KRA Wants Kenyans To Take Advantage of Tax Amnesty .
- Kenya Revenue Authority (KRA) announced the introduction of the tax amnesty on interest and penalties accrued to late payment and filing of tax returns
- The amnesty, which began on September 1, will run up to June 2024, following the implementation of the Finance Act 2023
- KRA stated that those with interest and penalties arising from non-filing of returns were entitled to automatic waiver of the same upon the filing of returns.
The Kenya Revenue Authority (KRA) has advised Kenyans to take advantage of the ongoing tax waiver until June 2024.
What did KRA say on tax waivers?
In a notice dated Monday, October 2, the taxman said the amnesty was in line with Finance Act 2023.
KRA Commissioner General Humphrey Wattanga said taxpayers with accrued interests up to December 2022 should pay the principal taxes due so the agency can write off penalties.
“One of the key pillars to enhance voluntary compliance is the tax amnesty programme introduced through the Finance Act 2023. In the spirit of giving back to taxpayers, we are calling on all who have accrued interests up to December 2022 to pay up the principal taxes due, so that we can write off the penalties and interests accrued,” Wattanga said.
“Take advantage of the Tax amnesty. Don’t miss out on this opportunity,” KRA stated.
Who shall not qualify for KRA tax amnesty?
KRA stated that those with interest and penalties arising from non-filing of returns were entitled to automatic waiver of the same upon the filing of returns.
However, the waiver does not cover penalties and interest related to customs duty since it is limited to the Tax Procedures Act 2015 provisions.
“The amnesty only covers tax laws covered under the Tax Procedure Act, 2015. Custom duties administered under the East Africa Act do not qualify for amnesty,” KRA stated.
How much did KRA lose in waivers?
In May, KRA accused the National Treasury of improper writing of KSh 9.2 billion in tax waivers and abandonment
KRA’s top governing body mentioned several companies that benefitted from the underhand deal, claiming that the Treasury did not consult it.
The taxman disclosed that exemptions, waivers and abandonment were a major obstacle to realising revenue targets.

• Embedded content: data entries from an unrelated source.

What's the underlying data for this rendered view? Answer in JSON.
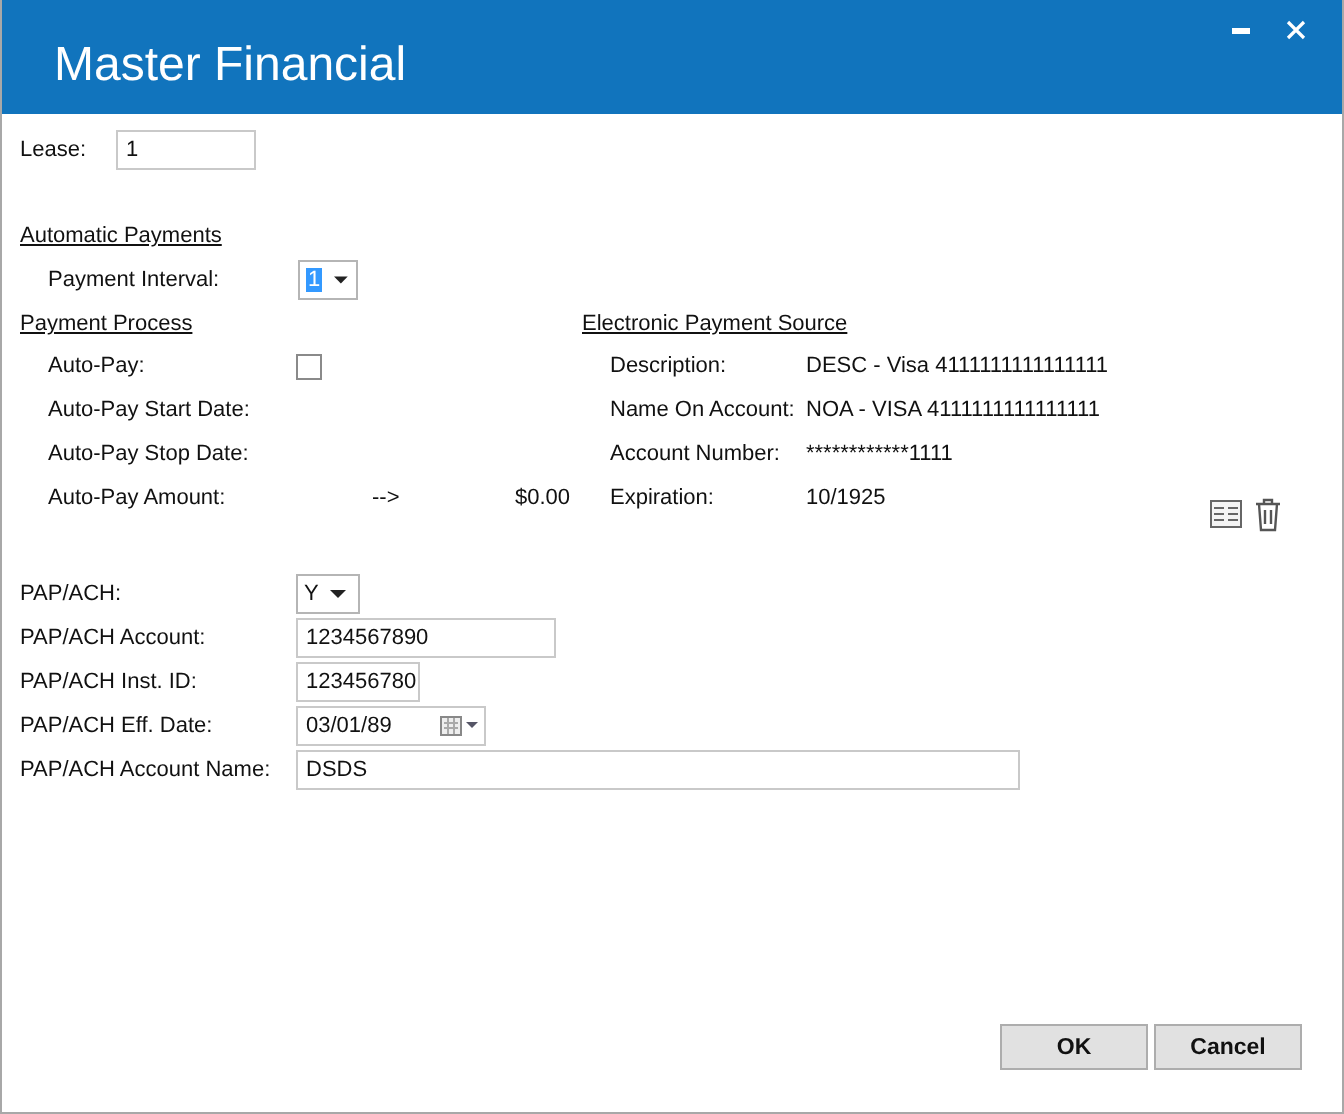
{
  "window": {
    "title": "Master Financial"
  },
  "lease": {
    "label": "Lease:",
    "value": "1"
  },
  "automatic_payments": {
    "heading": "Automatic Payments",
    "payment_interval": {
      "label": "Payment Interval:",
      "value": "1",
      "focused": true
    }
  },
  "payment_process": {
    "heading": "Payment Process",
    "rows": [
      {
        "kind": "checkbox",
        "label": "Auto-Pay:",
        "checked": false
      },
      {
        "kind": "plain",
        "label": "Auto-Pay Start Date:"
      },
      {
        "kind": "plain",
        "label": "Auto-Pay Stop Date:"
      },
      {
        "kind": "amount",
        "label": "Auto-Pay Amount:",
        "arrow": "-->",
        "amount": "$0.00"
      }
    ]
  },
  "electronic_payment_source": {
    "heading": "Electronic Payment Source",
    "rows": [
      {
        "label": "Description:",
        "value": "DESC - Visa 4111111111111111"
      },
      {
        "label": "Name On Account:",
        "value": "NOA - VISA 4111111111111111"
      },
      {
        "label": "Account Number:",
        "value": "************1111"
      },
      {
        "label": "Expiration:",
        "value": "10/1925"
      }
    ]
  },
  "pap_fields": [
    {
      "kind": "dropdown",
      "label": "PAP/ACH:",
      "value": "Y"
    },
    {
      "kind": "text",
      "label": "PAP/ACH Account:",
      "value": "1234567890"
    },
    {
      "kind": "text",
      "label": "PAP/ACH Inst. ID:",
      "value": "123456780"
    },
    {
      "kind": "date",
      "label": "PAP/ACH Eff. Date:",
      "value": "03/01/89"
    },
    {
      "kind": "text",
      "label": "PAP/ACH Account Name:",
      "value": "DSDS"
    }
  ],
  "buttons": [
    "OK",
    "Cancel"
  ]
}
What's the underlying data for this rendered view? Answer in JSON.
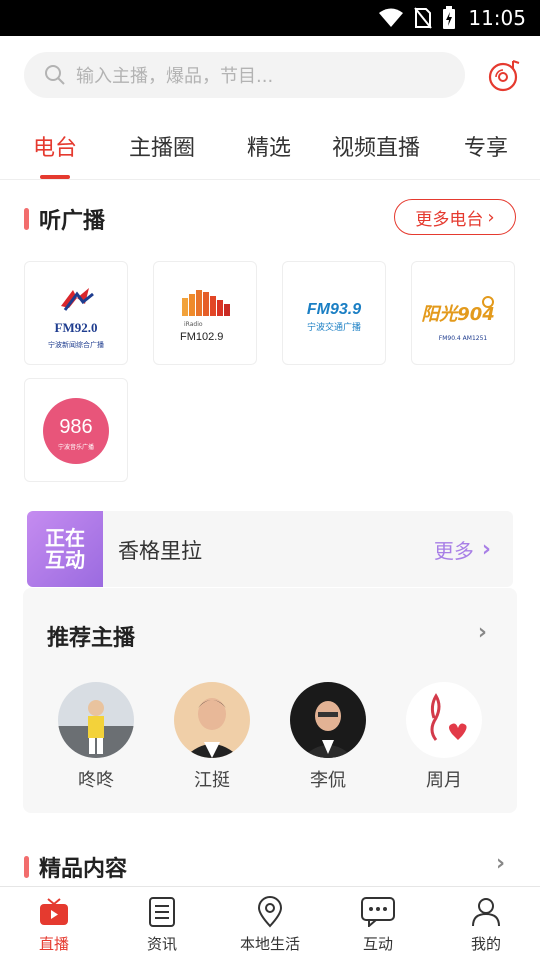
{
  "status_bar": {
    "time": "11:05"
  },
  "search": {
    "placeholder": "输入主播，爆品，节目..."
  },
  "tabs": [
    {
      "label": "电台",
      "active": true
    },
    {
      "label": "主播圈",
      "active": false
    },
    {
      "label": "精选",
      "active": false
    },
    {
      "label": "视频直播",
      "active": false
    },
    {
      "label": "专享",
      "active": false
    }
  ],
  "radio_section": {
    "title": "听广播",
    "more_label": "更多电台",
    "stations": [
      {
        "logo_text": "FM92.0",
        "sub_text": "宁波新闻综合广播"
      },
      {
        "logo_text": "FM102.9",
        "sub_text": "iRadio"
      },
      {
        "logo_text": "FM93.9",
        "sub_text": "宁波交通广播"
      },
      {
        "logo_text": "阳光904",
        "sub_text": "FM90.4 AM1251"
      },
      {
        "logo_text": "986",
        "sub_text": "宁波音乐广播"
      }
    ]
  },
  "live_strip": {
    "badge_line1": "正在",
    "badge_line2": "互动",
    "name": "香格里拉",
    "more_label": "更多"
  },
  "anchors_section": {
    "title": "推荐主播",
    "anchors": [
      {
        "name": "咚咚"
      },
      {
        "name": "江挺"
      },
      {
        "name": "李侃"
      },
      {
        "name": "周月"
      }
    ]
  },
  "featured_section": {
    "title": "精品内容"
  },
  "bottom_nav": [
    {
      "label": "直播",
      "icon": "tv-icon",
      "active": true
    },
    {
      "label": "资讯",
      "icon": "news-icon",
      "active": false
    },
    {
      "label": "本地生活",
      "icon": "location-icon",
      "active": false
    },
    {
      "label": "互动",
      "icon": "chat-icon",
      "active": false
    },
    {
      "label": "我的",
      "icon": "user-icon",
      "active": false
    }
  ],
  "colors": {
    "accent": "#e53a2f",
    "live_purple": "#a87fe6"
  }
}
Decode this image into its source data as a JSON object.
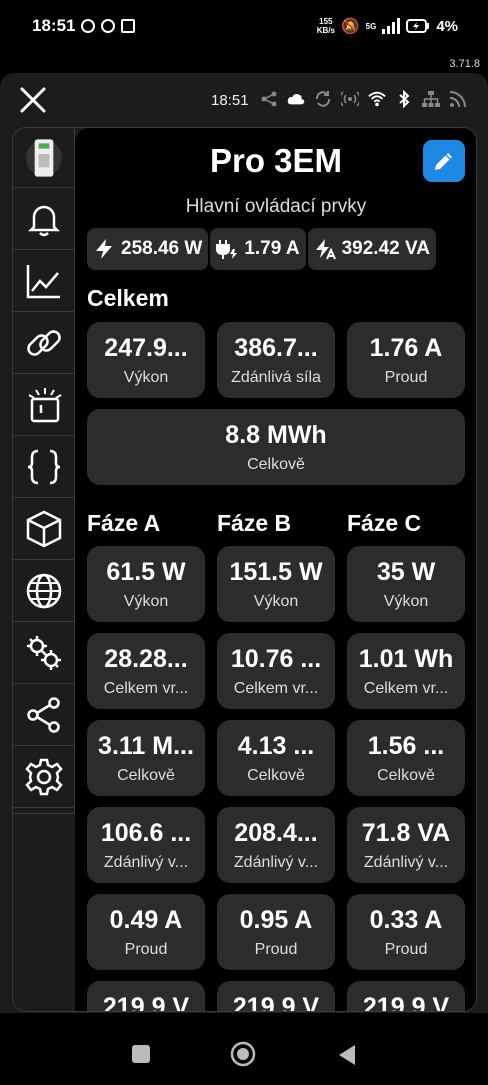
{
  "status": {
    "time": "18:51",
    "net_speed_top": "155",
    "net_speed_bottom": "KB/s",
    "net_type": "5G",
    "battery": "4%"
  },
  "app_version": "3.71.8",
  "topbar": {
    "time": "18:51"
  },
  "device": {
    "title": "Pro 3EM",
    "subtitle": "Hlavní ovládací prvky"
  },
  "chips": [
    {
      "icon": "bolt-icon",
      "value": "258.46 W"
    },
    {
      "icon": "plug-bolt-icon",
      "value": "1.79 A"
    },
    {
      "icon": "bolt-a-icon",
      "value": "392.42 VA"
    }
  ],
  "total": {
    "title": "Celkem",
    "cards": [
      {
        "value": "247.9...",
        "label": "Výkon"
      },
      {
        "value": "386.7...",
        "label": "Zdánlivá síla"
      },
      {
        "value": "1.76 A",
        "label": "Proud"
      }
    ],
    "energy": {
      "value": "8.8 MWh",
      "label": "Celkově"
    }
  },
  "phases": {
    "titles": [
      "Fáze A",
      "Fáze B",
      "Fáze C"
    ],
    "rows": [
      [
        {
          "value": "61.5 W",
          "label": "Výkon"
        },
        {
          "value": "151.5 W",
          "label": "Výkon"
        },
        {
          "value": "35 W",
          "label": "Výkon"
        }
      ],
      [
        {
          "value": "28.28...",
          "label": "Celkem vr..."
        },
        {
          "value": "10.76 ...",
          "label": "Celkem vr..."
        },
        {
          "value": "1.01 Wh",
          "label": "Celkem vr..."
        }
      ],
      [
        {
          "value": "3.11 M...",
          "label": "Celkově"
        },
        {
          "value": "4.13 ...",
          "label": "Celkově"
        },
        {
          "value": "1.56 ...",
          "label": "Celkově"
        }
      ],
      [
        {
          "value": "106.6 ...",
          "label": "Zdánlivý v..."
        },
        {
          "value": "208.4...",
          "label": "Zdánlivý v..."
        },
        {
          "value": "71.8 VA",
          "label": "Zdánlivý v..."
        }
      ],
      [
        {
          "value": "0.49 A",
          "label": "Proud"
        },
        {
          "value": "0.95 A",
          "label": "Proud"
        },
        {
          "value": "0.33 A",
          "label": "Proud"
        }
      ],
      [
        {
          "value": "219.9 V",
          "label": ""
        },
        {
          "value": "219.9 V",
          "label": ""
        },
        {
          "value": "219.9 V",
          "label": ""
        }
      ]
    ]
  },
  "colors": {
    "accent": "#1e88e5",
    "card": "#2c2c2e",
    "background": "#000000",
    "panel": "#1c1c1e"
  }
}
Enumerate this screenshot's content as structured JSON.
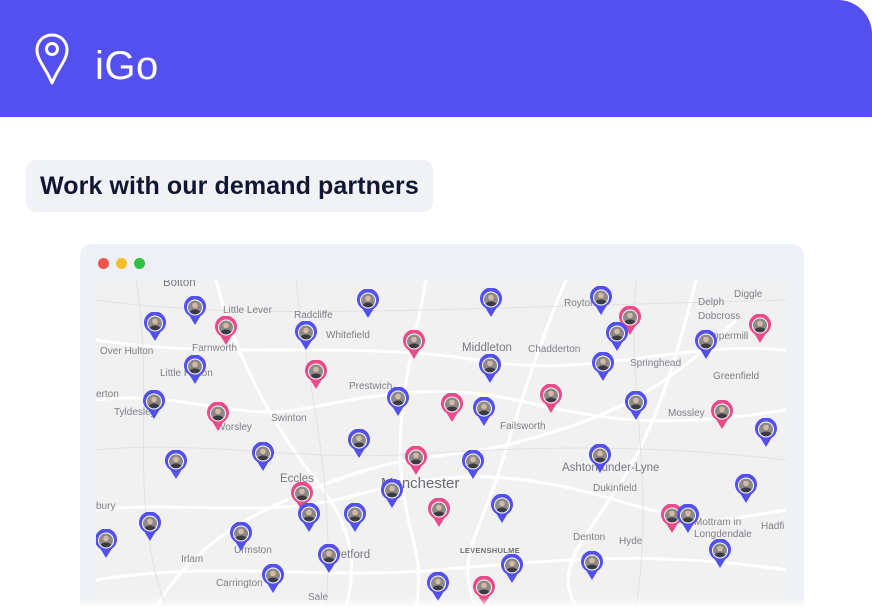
{
  "header": {
    "brand": "iGo",
    "logo_icon": "location-pin-icon",
    "background_color": "#5450ef"
  },
  "section": {
    "title": "Work with our demand partners"
  },
  "window": {
    "controls": [
      {
        "name": "close",
        "color": "#f1544c"
      },
      {
        "name": "minimize",
        "color": "#f8bd2d"
      },
      {
        "name": "maximize",
        "color": "#2dc442"
      }
    ]
  },
  "map": {
    "places": [
      {
        "label": "Bolton"
      },
      {
        "label": "Little Lever"
      },
      {
        "label": "Radcliffe"
      },
      {
        "label": "Whitefield"
      },
      {
        "label": "Royton"
      },
      {
        "label": "Delph"
      },
      {
        "label": "Diggle"
      },
      {
        "label": "Dobcross"
      },
      {
        "label": "Uppermill"
      },
      {
        "label": "Over Hulton"
      },
      {
        "label": "Farnworth"
      },
      {
        "label": "Middleton"
      },
      {
        "label": "Chadderton"
      },
      {
        "label": "Springhead"
      },
      {
        "label": "Little Hulton"
      },
      {
        "label": "Greenfield"
      },
      {
        "label": "Prestwich"
      },
      {
        "label": "erton"
      },
      {
        "label": "Tyldesley"
      },
      {
        "label": "Swinton"
      },
      {
        "label": "Worsley"
      },
      {
        "label": "Failsworth"
      },
      {
        "label": "Mossley"
      },
      {
        "label": "Ashton-under-Lyne"
      },
      {
        "label": "Eccles"
      },
      {
        "label": "Manchester"
      },
      {
        "label": "Dukinfield"
      },
      {
        "label": "bury"
      },
      {
        "label": "Mottram in"
      },
      {
        "label": "Longdendale"
      },
      {
        "label": "Hadfi"
      },
      {
        "label": "Denton"
      },
      {
        "label": "Hyde"
      },
      {
        "label": "Urmston"
      },
      {
        "label": "LEVENSHULME"
      },
      {
        "label": "Stretford"
      },
      {
        "label": "Irlam"
      },
      {
        "label": "Carrington"
      },
      {
        "label": "Sale"
      }
    ],
    "marker_colors": {
      "supply": "#5450ef",
      "demand": "#ea4c8a"
    },
    "marker_icon": "avatar-map-pin-icon"
  }
}
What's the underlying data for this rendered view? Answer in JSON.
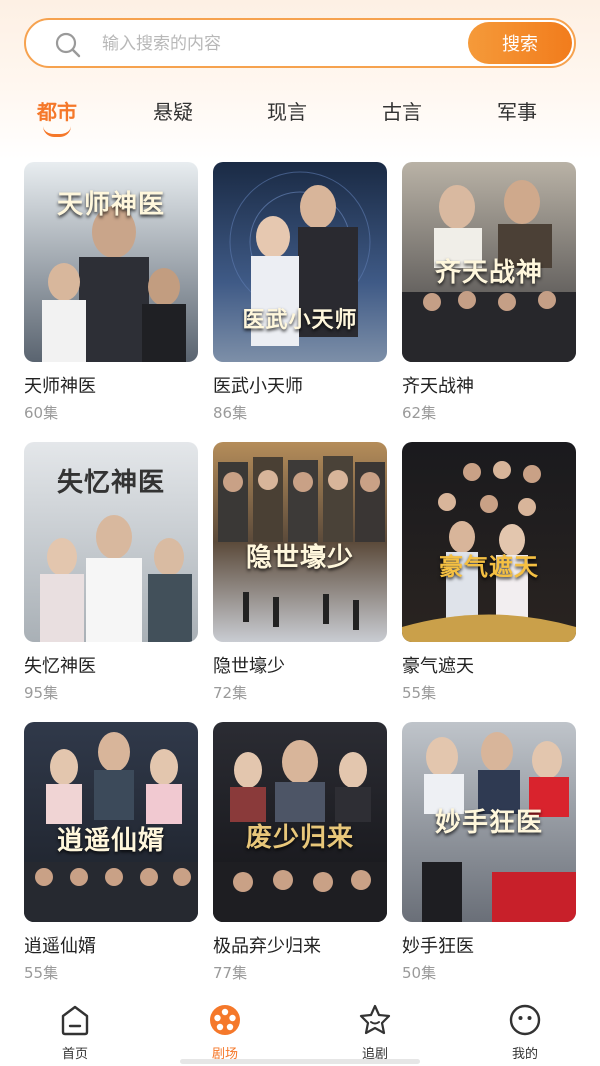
{
  "search": {
    "placeholder": "输入搜索的内容",
    "button_label": "搜索"
  },
  "categories": [
    "都市",
    "悬疑",
    "现言",
    "古言",
    "军事"
  ],
  "active_category": "都市",
  "dramas": [
    {
      "title": "天师神医",
      "episodes": "60集",
      "poster_text": "天师神医"
    },
    {
      "title": "医武小天师",
      "episodes": "86集",
      "poster_text": "医武小天师"
    },
    {
      "title": "齐天战神",
      "episodes": "62集",
      "poster_text": "齐天战神"
    },
    {
      "title": "失忆神医",
      "episodes": "95集",
      "poster_text": "失忆神医"
    },
    {
      "title": "隐世壕少",
      "episodes": "72集",
      "poster_text": "隐世壕少"
    },
    {
      "title": "豪气遮天",
      "episodes": "55集",
      "poster_text": "豪气遮天"
    },
    {
      "title": "逍遥仙婿",
      "episodes": "55集",
      "poster_text": "逍遥仙婿"
    },
    {
      "title": "极品弃少归来",
      "episodes": "77集",
      "poster_text": "废少归来"
    },
    {
      "title": "妙手狂医",
      "episodes": "50集",
      "poster_text": "妙手狂医"
    }
  ],
  "bottom_nav": [
    {
      "label": "首页",
      "icon": "home-icon"
    },
    {
      "label": "剧场",
      "icon": "film-reel-icon"
    },
    {
      "label": "追剧",
      "icon": "star-icon"
    },
    {
      "label": "我的",
      "icon": "face-icon"
    }
  ],
  "colors": {
    "accent": "#f5782a",
    "search_border": "#f6a24f"
  }
}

A total of KSh 20.4 billion worth of tax was written off between January 2018 and February 2023, with the session in parliament bringing to light details of irregular approvals made by the Treasury.